Poland could potentially negotiate the dropping of these lawsuits for other gains, such as concessions regarding its clash with the EU on Ukraine grain imports, suggests IEEP’s Oger. Poland and Ukraine have been in disagreement regarding the import of Ukrainian grain through Poland since the Black Sea has been out of bounds, with Warsaw arguing the trade damages Polish farmers.

Outstanding regulations

The majority of EU legislation related to the Green Deal was secured at the end of 2023, but a few dossiers remain outstanding. Aside from the 2040 climate target, agreement on the Net Zero Industry Act is still needed, which the current Belgian presidency will aim to finalise, says E3G’s Dufour.

IEEP’s Oger says that after February, little to no major climate decisions are expected, as politicians focus on the elections. He points at the planned regulation on pesticide reduction (known as SUR), a ban on products made using forced labour, and the confirmation of the EU’s heavily contested nature restoration law among the remaining legislative topics to be finalised by the current administration.

The future of the EU Green Deal will heavily depend on the outcomes of the elections, although experts agree that the focus should shift from legislation to implementation, which will have its own difficulties.

Łoskot-Strachota at Bruegel highlights the return of the nuclear question led by France, which has made clear its intention to prioritise nuclear as a low-carbon energy source. “Half of EU member states,” including Poland and Hungary, “have an interest in facilitating investment in and financing new nuclear power plants,” she says.
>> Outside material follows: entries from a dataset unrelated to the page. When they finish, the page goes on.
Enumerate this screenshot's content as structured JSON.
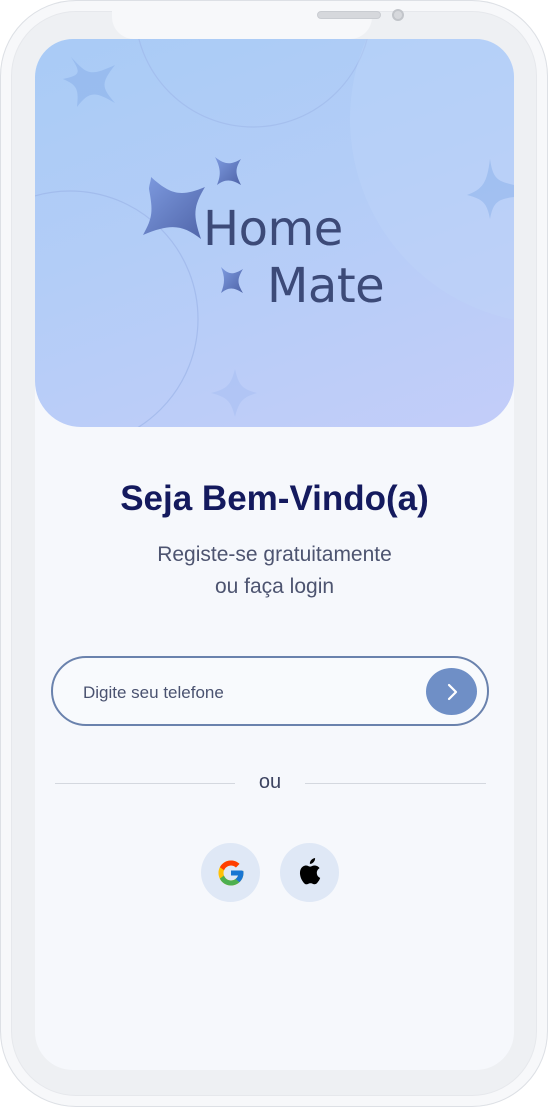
{
  "app": {
    "logo_line1": "Home",
    "logo_line2": "Mate"
  },
  "welcome": {
    "title": "Seja Bem-Vindo(a)",
    "subtitle_line1": "Registe-se gratuitamente",
    "subtitle_line2": "ou faça login"
  },
  "phone_input": {
    "placeholder": "Digite seu telefone",
    "value": "",
    "submit_icon": "chevron-right-icon"
  },
  "divider": {
    "label": "ou"
  },
  "social_login": [
    {
      "provider": "Google",
      "icon": "google-icon"
    },
    {
      "provider": "Apple",
      "icon": "apple-icon"
    }
  ],
  "colors": {
    "title": "#141a5e",
    "logo": "#3c4a78",
    "hero_gradient_start": "#a9cbf6",
    "hero_gradient_end": "#c3cdf9",
    "submit_button": "#6f8fc6",
    "input_border": "#6a82ad",
    "social_button_bg": "#dfe8f6"
  }
}
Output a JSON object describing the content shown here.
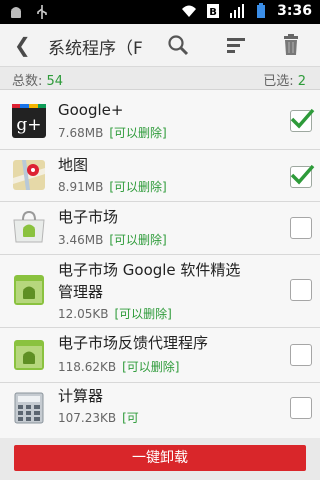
{
  "status_bar": {
    "time": "3:36",
    "icons": [
      "android-icon",
      "usb-icon",
      "wifi-icon",
      "notification-b-icon",
      "signal-icon",
      "battery-icon"
    ]
  },
  "title_bar": {
    "back_icon": "chevron-left-icon",
    "title": "系统程序（F",
    "actions": [
      "search-icon",
      "sort-icon",
      "trash-icon"
    ]
  },
  "counts": {
    "total_label": "总数:",
    "total_value": "54",
    "selected_label": "已选:",
    "selected_value": "2"
  },
  "apps": [
    {
      "name": "Google+",
      "size": "7.68MB",
      "tag": "[可以删除]",
      "checked": true,
      "icon": "google-plus-icon"
    },
    {
      "name": "地图",
      "size": "8.91MB",
      "tag": "[可以删除]",
      "checked": true,
      "icon": "maps-icon"
    },
    {
      "name": "电子市场",
      "size": "3.46MB",
      "tag": "[可以删除]",
      "checked": false,
      "icon": "market-icon"
    },
    {
      "name": "电子市场 Google 软件精选",
      "name2": "管理器",
      "size": "12.05KB",
      "tag": "[可以删除]",
      "checked": false,
      "icon": "android-app-icon"
    },
    {
      "name": "电子市场反馈代理程序",
      "size": "118.62KB",
      "tag": "[可以删除]",
      "checked": false,
      "icon": "android-app-icon"
    },
    {
      "name": "计算器",
      "size": "107.23KB",
      "tag": "[可",
      "checked": false,
      "icon": "calculator-icon"
    }
  ],
  "bottom": {
    "button_label": "一键卸载"
  },
  "colors": {
    "accent_green": "#2e9b3a",
    "uninstall_red": "#d9262a"
  }
}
A legislative pathway to decarbonise the agriculture sector is also still missing in the EU’s framework, say both Dufour and Oger. The EU’s announced Farm to Fork strategy, which would include a legislative framework on sustainable food systems, saw little progress during the current commission’s mandate.

Overall, both Dufour and Oger remain optimistic about the EU’s progress towards net zero. Even if the centre of gravity of the European parliament’s majority were to shift to the right, they suggest that environmental policymaking could still expand, albeit under a different name.

A more conservative parliament could focus more on security and competition issues in industrial strategies, where wins on climate can still be scored, according to Dufour, who concludes that “a lot can be done under different scenarios”.

A service from the Financial Times